    Sorry, there is no other way to see it. You could post this a month before and maybe you could be right, but at this moment, you are just mad because people is right about you as critic.

    There is no point here, just mere apologies about a review that has zero value, and not because people, is only because of you.

  4. This. So much. Many of my favorite games are very short or at least offer short play sessions. Replay value outdoes padding every time. A game that’s too short can easily be replayed and come back to. A game that overstays its welcome will almost certainly lose interest.

  5. “But if you despise the game and haven’t beaten it, you’re tantamount to a corrupt dictator. My stance is that, unless you’re talking about specific things that occur at the end of a game, seeing the closing credits isn’t relevant to what you think about a game’s pop song chorus, if you will.”

    Absolutely. If you play the first hour or so of a game and you don’t already have a pretty good idea of what the rest of the game looks like, it probably wasn’t designed very well. Art can do weird things sometimes, which is perfectly acceptable, but the most quality of it usually attempts to be consistent in its delivery from start to finish.
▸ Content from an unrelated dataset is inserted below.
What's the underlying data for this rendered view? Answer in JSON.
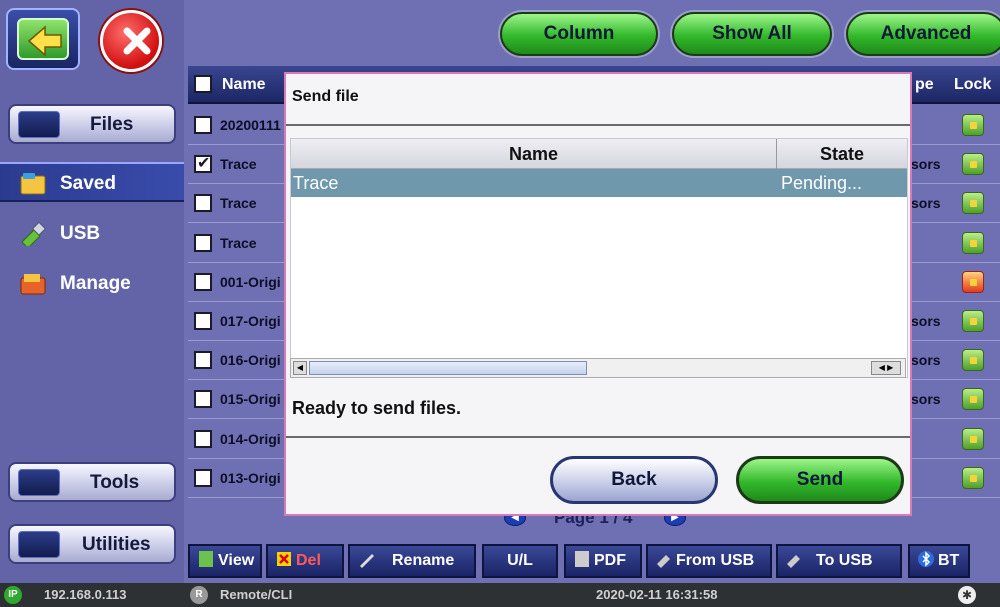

Even a story with a fantastic twist that you have to experience to understand is generally going to have the same beats in the last 10 minutes that it had in the first 10 if put together by a skilled practitioner.

    Though there are certainly cases in creative works where something gets notably better further in, that’s not a defense of the material, so much as it is something people can sometimes find worth communicating to each other, if they think that someone will enjoy something more if they “stick it out” and don’t want them to miss out because of some struggles earlier on in a piece of work. In other words, if you need to get to the end to “get it,” that says something about the piece of art, not about you. It is the job of the artist to convince you to come along for the entire ride, not the job of fans who have already finished.

    For example, I love the game KOTOR, but I know someone who tried it and never really “got it.” It would be silly for me to argue that they should have pushed through because the experience is “worth it.” How am I to know that it would be for them? The beats (story and gameplay) in the beginning of the game are, in my assessment, strong beats that are consistent with the beats in the middle and at the end. If someone does not jive with those beats at the beginning and has compelling reasons pertaining to their preferences that explain why those beats don’t work for them, I don’t see any reason to believe they are going to grow to love them with more time invested and if their arguments are compelling, I would consider their criticism to be a valid perspective on the game.

Leave a Reply

Fill in your details below or click an icon to log in:

WordPress.com Logo

You are commenting using your WordPress.com account. Log Out /  Change )

Google photo

You are commenting using your Google account. Log Out /  Change )

Twitter picture

You are commenting using your Twitter account. Log Out /  Change )

Facebook photo

You are commenting using your Facebook account. Log Out /  Change )

Connecting to %s